After a “psychotic break” and a drinking problem, Cat Power, née Chan Marshall, has risen from the ashes with her brand new album of original material, “Sun.”
“Sun” is not a record one would expect from Cat Power. Musically, it’s a huge shift from her previous blues-inspired work. Showcasing electronics, drum machines, layered vocals and guitars, as well as an overly distinct mixing and production style, “Sun” traverses uncharted terrain as a modern pop record.
Despite her newfound electronic and pop sound, Chan Marshall has not cast aside her melancholy songwriting style, but rather intertwined it with her latest sound. Longtime fans of Cat Power may not necessarily enjoy Marshall’s newfound musical direction, but it is extremely unique and intriguing. “Sun” definitely has the most distinct production style of any of Cat Power’s material, but there are still moments when one can hear echoes of her traditional bluesy guitars and emotionally rife piano arrangements.
The opening track, “Cherokee,” showcases Marshall’s strong voice and defining ability to convey emotion, but the song can verge on depressing. While this discrepancy between lyrics and music is captivating, it isn’t always successful in the remainder of the album. “Cherokee” is a bold work that bursts into unexpected drum kicks and layered guitars.

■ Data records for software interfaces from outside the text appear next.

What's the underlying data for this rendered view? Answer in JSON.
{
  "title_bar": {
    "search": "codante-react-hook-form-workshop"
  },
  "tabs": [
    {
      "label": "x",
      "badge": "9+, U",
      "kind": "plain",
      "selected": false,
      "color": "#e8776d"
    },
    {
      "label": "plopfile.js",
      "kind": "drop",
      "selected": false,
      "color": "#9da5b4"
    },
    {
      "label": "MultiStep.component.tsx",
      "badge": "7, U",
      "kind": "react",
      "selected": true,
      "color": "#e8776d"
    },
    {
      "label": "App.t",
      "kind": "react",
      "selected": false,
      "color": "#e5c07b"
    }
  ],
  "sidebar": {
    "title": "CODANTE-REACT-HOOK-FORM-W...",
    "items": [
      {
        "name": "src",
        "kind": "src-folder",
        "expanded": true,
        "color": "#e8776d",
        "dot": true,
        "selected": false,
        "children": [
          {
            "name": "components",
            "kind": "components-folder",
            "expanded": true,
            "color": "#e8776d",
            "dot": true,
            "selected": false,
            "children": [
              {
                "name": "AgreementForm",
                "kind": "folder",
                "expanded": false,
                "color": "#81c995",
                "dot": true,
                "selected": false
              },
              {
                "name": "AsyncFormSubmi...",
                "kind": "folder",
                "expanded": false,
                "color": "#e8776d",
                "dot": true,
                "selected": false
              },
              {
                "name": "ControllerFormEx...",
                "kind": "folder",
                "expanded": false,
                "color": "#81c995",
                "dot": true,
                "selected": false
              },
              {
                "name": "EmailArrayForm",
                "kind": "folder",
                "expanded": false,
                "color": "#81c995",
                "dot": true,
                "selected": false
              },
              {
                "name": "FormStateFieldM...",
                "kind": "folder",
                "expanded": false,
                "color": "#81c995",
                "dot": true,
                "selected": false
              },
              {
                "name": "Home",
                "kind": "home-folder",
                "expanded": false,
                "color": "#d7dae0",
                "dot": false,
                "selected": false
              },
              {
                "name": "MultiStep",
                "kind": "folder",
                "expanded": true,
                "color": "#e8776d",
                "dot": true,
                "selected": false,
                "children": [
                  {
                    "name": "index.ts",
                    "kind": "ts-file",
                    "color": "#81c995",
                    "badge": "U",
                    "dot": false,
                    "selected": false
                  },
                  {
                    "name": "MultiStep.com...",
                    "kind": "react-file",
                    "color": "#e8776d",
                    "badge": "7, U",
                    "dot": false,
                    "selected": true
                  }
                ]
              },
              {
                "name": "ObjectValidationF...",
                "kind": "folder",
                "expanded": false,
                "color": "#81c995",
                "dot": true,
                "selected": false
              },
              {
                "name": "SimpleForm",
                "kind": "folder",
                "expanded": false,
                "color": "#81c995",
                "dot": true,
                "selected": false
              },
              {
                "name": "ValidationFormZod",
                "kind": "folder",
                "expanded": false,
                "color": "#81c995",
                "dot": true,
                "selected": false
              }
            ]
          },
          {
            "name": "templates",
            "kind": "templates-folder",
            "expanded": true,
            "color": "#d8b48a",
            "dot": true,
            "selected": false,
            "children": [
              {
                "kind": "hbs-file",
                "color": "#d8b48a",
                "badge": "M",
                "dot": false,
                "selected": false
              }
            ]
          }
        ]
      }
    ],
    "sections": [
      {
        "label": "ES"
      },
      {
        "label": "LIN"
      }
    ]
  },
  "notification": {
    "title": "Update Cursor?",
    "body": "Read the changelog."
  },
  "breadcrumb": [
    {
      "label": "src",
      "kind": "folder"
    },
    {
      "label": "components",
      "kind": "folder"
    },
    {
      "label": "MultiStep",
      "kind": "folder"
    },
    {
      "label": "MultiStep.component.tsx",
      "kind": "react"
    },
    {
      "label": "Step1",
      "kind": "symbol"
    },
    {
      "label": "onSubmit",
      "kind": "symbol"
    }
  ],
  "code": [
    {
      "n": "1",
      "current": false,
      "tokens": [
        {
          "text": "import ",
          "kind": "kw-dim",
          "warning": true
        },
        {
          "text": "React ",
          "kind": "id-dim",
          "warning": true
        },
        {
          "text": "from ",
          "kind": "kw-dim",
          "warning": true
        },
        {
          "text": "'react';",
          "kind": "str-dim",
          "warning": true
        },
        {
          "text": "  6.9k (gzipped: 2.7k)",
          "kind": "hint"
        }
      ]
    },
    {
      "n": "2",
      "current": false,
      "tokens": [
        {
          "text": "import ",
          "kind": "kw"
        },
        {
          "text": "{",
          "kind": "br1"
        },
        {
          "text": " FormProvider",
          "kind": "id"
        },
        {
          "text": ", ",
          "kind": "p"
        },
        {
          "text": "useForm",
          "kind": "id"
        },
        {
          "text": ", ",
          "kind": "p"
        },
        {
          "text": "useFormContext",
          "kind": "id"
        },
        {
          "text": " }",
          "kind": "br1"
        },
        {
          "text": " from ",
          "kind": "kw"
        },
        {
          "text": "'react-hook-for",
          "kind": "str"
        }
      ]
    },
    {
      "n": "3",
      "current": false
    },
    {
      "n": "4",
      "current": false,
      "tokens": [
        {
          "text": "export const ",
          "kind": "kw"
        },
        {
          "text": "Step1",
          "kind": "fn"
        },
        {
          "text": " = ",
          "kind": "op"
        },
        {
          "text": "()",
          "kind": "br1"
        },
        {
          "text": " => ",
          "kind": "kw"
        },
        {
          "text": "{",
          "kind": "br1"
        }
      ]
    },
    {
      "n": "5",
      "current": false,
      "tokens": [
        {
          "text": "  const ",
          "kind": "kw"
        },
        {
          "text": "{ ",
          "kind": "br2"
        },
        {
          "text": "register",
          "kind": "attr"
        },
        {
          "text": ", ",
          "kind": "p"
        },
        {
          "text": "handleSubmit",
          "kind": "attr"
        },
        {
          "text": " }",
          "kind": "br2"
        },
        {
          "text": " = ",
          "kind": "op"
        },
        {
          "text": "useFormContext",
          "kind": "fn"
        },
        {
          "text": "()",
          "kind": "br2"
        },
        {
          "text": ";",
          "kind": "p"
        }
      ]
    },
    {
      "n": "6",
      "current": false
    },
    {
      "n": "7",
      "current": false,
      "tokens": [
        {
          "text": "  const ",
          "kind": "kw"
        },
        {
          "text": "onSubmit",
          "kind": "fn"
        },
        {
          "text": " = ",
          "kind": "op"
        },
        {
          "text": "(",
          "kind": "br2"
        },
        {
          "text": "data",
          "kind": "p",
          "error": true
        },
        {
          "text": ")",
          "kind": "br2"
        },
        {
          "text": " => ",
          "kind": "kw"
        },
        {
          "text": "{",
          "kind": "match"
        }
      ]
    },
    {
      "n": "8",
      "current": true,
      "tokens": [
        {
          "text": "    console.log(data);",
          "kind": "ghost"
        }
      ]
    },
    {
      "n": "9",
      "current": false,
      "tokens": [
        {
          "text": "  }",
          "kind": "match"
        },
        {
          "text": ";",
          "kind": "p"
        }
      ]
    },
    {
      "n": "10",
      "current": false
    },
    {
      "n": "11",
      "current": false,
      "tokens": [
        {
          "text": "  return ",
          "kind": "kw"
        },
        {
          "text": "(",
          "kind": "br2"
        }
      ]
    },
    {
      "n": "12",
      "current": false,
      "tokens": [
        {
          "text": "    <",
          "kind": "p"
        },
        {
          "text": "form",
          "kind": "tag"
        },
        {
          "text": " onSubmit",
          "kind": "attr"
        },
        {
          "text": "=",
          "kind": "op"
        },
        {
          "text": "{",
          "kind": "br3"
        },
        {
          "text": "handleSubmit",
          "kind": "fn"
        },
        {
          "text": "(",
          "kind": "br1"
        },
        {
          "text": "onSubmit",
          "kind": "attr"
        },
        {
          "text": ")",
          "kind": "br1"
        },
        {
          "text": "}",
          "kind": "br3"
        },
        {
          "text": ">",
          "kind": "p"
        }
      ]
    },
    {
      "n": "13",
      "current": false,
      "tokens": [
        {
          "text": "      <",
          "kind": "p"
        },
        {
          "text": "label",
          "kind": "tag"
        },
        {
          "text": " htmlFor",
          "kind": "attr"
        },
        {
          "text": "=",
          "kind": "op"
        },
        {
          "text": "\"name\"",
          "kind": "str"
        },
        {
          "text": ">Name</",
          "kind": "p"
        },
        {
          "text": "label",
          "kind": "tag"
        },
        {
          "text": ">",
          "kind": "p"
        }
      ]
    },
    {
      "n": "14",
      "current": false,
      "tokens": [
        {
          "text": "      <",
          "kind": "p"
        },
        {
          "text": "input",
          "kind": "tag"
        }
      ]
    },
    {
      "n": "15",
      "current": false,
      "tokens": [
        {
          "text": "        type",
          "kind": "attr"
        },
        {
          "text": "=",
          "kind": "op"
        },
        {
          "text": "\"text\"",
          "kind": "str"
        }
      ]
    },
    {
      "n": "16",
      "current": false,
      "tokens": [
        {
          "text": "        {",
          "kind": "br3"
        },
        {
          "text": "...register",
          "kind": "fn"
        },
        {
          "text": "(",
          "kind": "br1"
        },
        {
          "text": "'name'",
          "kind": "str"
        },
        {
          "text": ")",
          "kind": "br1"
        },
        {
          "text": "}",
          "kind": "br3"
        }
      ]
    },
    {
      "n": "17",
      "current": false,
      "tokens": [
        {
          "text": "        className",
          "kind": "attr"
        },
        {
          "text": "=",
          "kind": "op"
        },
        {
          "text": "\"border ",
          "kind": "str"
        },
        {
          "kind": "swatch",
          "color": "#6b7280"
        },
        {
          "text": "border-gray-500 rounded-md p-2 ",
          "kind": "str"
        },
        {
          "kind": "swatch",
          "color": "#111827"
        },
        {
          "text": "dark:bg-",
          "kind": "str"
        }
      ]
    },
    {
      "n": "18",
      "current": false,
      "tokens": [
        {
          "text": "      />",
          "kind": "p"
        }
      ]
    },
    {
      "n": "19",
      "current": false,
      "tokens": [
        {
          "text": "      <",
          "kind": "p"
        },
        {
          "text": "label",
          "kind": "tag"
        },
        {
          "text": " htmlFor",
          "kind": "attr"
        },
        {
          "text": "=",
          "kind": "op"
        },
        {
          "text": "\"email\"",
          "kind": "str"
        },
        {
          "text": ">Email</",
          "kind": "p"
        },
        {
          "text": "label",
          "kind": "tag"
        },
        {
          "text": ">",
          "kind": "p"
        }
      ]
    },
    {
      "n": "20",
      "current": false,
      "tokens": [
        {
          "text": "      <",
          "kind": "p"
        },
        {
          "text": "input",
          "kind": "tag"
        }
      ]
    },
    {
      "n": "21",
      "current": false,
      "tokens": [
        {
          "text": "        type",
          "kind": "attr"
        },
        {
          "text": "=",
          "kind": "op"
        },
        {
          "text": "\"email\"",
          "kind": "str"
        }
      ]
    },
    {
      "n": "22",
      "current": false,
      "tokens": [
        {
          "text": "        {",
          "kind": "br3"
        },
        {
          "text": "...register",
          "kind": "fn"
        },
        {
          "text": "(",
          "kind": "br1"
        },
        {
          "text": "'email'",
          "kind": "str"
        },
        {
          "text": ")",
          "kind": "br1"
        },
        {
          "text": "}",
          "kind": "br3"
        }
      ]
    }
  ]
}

Marshall’s sorrowful vocals are similarly layered throughout; echoing and booming, her voice is ethereal, haunting and captivating all at once. “3,6,9” might be the apex of Cat Power’s new sound direction. The song tactfully addresses, confronts and, to an extent, forgives Marshall’s battle with alcoholism. Her many auto-tuned selves harmonize with each other, crooning and bouncing to a powerful backing guitar. Persistent beats and a catchy sing-song chorus craft “3,6,9” into one of the best tracks on “Sun.” “Manhattan” is another great song that slowly rolls along with simple piano chords. Characteristic of old Cat Power, the tune slowly builds into a crescendo of drums as it progresses. The title track “Sun,” as well as the lead single “Ruin,” are more aggressive songs that feature heavier guitars coupled with softer percussion, all wrapped smoothly around Marshall’s slick vocals.
The smoother production of these tracks leads to some of the more memorable musical and vocal arrangements on the record. In spite of the overly pop sound of “Sun”, the album is centered on Marshall finding inner peace and some form of self-forgiveness. Perhaps this is most apparent in the penultimate 11-minute track, “Nothin’ But Time.” Marshall pairs with Iggy Pop for this duet, lamenting the demons that have tormented her while simultaneously conquering them.
Marshall still relies on the characteristically downcast lyrics that have defined her catalogue of work thus far, but the addition of multi-tracked vocals, auto-tune and layered instruments seems out of place at times and tend to conflict with Marshall’s emotionally fraught lyrics. “Sun” is most powerful and effective when it takes a step back and lets Marshall’s tales unfold at their own pace. This notion of musical freedom and less production is the crux of the appeal of Cat Power’s previous hits.
“Sun” presents an ethereal and hypnotic feel that might not connect with long-time fans or fans of her more simplistic work. Nonetheless, Marshall’s move in such a new direction is one that few musicians are willing to take. Her uniqueness and willingness to defy expectations is praise-worthy and “Sun” is a risky record to have produced after her hiatus. A first listening of “Sun” doesn’t do Marshall’s new musical direction justice, but a closer listen really brings the album to life. While “Sun” is not Marshall’s best album to date and doesn’t showcase her overall strengths, she has transitioned exceptionally well into a new sound she has been able to make her own, and has accomplished this all this without abandoning the elements that make her a great musician.
Essential Tracks: “Cherokee,” “Ruin,” “3,6,9,” “Peace and Love”